Since Donald Trump took over the White House, the United States has pivoted from its role of an economic global leader and turned toward economic nationalism. Meanwhile, China expresses its interest in assuming the role, an article by USA Today reported.
“As the U.S. becomes more insular in economic philosophy, I think it gives China one more reason to . . . say, ‘We are still interested, and we want to continue globalization,'” said Louis Kujis, head of Asia Economics at Oxford Economics, in an interview with USA Today.
As a country with a large economic output, China is poised to shine brighter on the world stage.
Over the recent months and years, China has increased bilateral and multilateral trade ties with various nations over the world, particularly in the Middle East, Africa, Central Asia, and Latin America.
China is also spearheading several infrastructure projects in these regions, such as the 300-mile railway in Kenya, the Nicaraguan Canal, the One Belt One Road project, and the South American rail.
When it comes to foreign direct investments (FDIs), the U.S. remains the leader.
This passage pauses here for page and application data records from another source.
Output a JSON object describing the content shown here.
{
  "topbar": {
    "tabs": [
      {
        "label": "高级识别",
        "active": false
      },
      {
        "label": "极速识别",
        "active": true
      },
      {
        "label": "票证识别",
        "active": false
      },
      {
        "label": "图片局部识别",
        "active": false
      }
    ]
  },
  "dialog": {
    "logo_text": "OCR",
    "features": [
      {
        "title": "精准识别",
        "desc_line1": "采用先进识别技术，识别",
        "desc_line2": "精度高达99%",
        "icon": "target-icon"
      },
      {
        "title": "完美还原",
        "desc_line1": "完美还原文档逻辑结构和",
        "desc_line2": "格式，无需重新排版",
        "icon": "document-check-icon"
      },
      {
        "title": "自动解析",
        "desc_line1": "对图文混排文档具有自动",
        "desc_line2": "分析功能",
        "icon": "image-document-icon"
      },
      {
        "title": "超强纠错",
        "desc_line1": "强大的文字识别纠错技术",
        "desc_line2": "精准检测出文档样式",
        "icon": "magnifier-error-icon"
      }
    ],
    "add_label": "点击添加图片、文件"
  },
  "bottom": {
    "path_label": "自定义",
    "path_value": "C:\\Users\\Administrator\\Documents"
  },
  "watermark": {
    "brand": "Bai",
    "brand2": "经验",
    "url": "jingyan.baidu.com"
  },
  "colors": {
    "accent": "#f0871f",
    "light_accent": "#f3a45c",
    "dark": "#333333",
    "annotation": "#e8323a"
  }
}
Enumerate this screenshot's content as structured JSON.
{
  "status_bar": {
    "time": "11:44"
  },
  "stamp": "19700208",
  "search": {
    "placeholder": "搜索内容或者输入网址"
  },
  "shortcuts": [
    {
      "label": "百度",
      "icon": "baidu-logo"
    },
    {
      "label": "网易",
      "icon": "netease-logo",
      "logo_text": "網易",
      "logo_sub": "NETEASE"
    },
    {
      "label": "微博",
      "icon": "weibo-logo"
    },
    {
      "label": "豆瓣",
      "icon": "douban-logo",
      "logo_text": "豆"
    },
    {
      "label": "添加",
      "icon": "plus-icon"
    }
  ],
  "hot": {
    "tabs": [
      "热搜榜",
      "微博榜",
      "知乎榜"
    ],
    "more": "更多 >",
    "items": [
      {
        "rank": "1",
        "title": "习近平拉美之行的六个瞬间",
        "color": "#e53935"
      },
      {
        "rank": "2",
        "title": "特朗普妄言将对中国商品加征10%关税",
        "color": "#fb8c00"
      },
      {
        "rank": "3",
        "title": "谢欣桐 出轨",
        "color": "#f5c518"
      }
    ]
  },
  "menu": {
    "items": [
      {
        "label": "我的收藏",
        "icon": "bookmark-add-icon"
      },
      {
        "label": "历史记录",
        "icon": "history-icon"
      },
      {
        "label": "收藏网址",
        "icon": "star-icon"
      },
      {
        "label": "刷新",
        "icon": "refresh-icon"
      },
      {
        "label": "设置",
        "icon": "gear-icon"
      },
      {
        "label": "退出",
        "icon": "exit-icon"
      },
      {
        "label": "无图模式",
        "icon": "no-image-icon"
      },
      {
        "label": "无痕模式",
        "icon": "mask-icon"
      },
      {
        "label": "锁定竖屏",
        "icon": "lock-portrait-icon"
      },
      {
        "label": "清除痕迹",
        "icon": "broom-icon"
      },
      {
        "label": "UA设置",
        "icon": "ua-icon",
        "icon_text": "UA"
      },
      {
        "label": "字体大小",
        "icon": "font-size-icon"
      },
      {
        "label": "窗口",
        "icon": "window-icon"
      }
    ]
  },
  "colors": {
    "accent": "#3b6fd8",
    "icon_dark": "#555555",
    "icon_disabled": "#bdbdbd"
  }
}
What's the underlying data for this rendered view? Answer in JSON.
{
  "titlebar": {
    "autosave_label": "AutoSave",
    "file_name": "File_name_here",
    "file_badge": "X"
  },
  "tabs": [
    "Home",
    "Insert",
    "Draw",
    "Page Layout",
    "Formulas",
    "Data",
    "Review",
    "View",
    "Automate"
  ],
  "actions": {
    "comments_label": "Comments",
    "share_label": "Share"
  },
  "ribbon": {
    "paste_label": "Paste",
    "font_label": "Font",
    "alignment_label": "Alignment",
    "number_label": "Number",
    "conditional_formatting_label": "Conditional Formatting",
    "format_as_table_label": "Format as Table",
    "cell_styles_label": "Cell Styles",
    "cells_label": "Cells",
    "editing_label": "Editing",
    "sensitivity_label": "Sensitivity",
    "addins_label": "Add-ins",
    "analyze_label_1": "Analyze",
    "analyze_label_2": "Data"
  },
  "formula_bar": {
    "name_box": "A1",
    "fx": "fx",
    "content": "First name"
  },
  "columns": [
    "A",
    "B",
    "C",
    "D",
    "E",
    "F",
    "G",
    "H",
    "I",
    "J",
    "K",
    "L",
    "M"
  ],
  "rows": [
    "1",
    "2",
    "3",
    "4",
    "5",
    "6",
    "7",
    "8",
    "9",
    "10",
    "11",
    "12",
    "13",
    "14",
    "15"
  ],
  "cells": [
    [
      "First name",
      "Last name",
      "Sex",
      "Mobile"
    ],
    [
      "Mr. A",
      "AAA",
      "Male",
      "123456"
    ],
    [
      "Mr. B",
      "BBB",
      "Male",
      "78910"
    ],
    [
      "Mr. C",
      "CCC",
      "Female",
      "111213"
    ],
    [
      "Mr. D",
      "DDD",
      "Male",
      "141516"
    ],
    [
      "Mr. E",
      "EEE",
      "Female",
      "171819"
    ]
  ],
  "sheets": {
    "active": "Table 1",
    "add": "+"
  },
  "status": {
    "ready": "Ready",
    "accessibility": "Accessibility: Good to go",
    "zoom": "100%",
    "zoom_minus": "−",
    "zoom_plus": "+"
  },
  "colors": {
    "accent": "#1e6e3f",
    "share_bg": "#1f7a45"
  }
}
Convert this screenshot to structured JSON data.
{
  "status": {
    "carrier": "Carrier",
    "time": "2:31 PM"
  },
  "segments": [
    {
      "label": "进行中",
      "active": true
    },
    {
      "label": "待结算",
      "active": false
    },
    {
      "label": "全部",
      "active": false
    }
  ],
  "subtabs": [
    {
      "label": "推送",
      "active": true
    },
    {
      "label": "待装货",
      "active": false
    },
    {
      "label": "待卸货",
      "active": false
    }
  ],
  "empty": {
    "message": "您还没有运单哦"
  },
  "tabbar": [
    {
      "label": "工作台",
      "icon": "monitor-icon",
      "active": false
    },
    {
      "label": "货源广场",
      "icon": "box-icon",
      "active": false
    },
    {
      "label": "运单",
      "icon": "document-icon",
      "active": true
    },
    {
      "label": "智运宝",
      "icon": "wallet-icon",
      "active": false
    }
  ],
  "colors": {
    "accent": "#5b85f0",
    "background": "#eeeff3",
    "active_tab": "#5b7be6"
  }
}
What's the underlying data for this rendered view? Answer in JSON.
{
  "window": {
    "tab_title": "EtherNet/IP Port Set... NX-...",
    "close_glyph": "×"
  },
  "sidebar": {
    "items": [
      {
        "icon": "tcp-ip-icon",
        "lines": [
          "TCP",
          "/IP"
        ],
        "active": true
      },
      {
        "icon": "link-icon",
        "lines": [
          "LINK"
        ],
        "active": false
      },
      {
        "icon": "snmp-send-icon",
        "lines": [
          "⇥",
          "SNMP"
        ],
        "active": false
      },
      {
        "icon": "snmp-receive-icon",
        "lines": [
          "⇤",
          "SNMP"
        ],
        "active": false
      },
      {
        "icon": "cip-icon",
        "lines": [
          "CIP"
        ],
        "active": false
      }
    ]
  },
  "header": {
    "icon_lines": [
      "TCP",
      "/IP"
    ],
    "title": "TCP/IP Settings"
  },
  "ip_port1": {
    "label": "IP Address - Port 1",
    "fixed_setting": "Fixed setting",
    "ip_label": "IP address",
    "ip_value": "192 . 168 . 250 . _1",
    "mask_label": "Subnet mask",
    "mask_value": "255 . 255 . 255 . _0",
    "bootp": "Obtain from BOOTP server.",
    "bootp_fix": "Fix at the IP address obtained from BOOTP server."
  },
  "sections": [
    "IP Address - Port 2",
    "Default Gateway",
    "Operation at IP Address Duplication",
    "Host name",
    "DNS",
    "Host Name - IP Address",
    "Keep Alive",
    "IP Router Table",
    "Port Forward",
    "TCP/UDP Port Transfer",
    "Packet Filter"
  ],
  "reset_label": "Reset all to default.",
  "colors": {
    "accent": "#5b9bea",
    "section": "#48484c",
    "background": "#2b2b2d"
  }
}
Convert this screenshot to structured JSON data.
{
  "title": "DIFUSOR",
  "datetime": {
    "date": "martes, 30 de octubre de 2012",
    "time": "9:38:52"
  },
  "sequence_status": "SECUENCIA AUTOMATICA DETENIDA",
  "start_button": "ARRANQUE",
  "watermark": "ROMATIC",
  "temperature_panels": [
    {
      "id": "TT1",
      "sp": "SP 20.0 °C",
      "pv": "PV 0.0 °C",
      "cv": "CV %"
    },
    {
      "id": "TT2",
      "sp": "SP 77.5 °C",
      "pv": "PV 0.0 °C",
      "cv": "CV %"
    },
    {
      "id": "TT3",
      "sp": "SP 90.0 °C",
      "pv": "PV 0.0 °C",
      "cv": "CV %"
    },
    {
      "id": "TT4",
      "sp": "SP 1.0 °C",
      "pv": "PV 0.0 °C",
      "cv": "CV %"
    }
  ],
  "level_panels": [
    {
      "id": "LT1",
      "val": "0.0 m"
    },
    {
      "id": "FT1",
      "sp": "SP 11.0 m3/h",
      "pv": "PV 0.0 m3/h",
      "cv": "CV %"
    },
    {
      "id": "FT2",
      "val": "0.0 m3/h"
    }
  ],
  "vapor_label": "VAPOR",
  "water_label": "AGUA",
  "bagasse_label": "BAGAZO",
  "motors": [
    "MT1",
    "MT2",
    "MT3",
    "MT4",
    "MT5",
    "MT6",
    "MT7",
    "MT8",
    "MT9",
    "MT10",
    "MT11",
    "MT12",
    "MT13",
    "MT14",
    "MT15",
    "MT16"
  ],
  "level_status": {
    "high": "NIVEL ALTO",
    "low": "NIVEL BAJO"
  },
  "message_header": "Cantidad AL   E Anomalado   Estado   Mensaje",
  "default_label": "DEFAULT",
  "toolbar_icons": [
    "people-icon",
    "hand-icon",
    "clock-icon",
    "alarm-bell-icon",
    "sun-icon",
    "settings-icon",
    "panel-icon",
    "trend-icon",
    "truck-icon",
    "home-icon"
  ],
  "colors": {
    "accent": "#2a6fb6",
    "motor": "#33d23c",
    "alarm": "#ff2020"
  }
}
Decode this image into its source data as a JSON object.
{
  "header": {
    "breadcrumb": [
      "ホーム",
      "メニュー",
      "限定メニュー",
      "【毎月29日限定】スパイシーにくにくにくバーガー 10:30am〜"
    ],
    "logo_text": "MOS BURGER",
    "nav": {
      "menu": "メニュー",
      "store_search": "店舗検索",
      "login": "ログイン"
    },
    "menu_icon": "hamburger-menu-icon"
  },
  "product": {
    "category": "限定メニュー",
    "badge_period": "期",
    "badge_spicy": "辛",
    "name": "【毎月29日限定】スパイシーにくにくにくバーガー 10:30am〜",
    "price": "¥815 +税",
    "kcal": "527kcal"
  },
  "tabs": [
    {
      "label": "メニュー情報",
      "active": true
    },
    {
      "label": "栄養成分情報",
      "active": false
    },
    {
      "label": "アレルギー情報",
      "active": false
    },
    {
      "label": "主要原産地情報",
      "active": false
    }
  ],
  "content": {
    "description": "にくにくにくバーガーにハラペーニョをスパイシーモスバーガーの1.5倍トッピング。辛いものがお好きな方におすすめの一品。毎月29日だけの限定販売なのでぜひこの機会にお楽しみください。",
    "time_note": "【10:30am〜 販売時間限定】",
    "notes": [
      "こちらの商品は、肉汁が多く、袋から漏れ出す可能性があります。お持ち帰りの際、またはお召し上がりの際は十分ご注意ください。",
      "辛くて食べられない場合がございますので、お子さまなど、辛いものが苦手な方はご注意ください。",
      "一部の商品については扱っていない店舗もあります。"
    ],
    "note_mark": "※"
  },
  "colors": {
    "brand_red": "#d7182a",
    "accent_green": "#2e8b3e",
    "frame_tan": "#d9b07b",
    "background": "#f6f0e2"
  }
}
However, it should be noted that the U.S. FDI only grew by 1.5 percent year-over-year--a stark contrast with China’s FDI, which increased by 52.5 percent, according to data from the World Bank.
Developing nations look up to China as a role model of modernization. Meanwhile, China works to create avenues for its exporters to grow while, at the same time, creating wealth in these countries. Foreign direct investments also help China deal with a staggering problem back home: excess capacity of steel, glass, and other products.
“I think the Chinese have realized they’re the major beneficiary of globalization,” Peter P. Bottelier, former chief of the World Bank’s Resident Mission in Beijing, told USA Today.
“If the U.S. ducks out, China will take over the leadership role in globalization. And whatever happens to China, it’ll have a major impact on Americans.”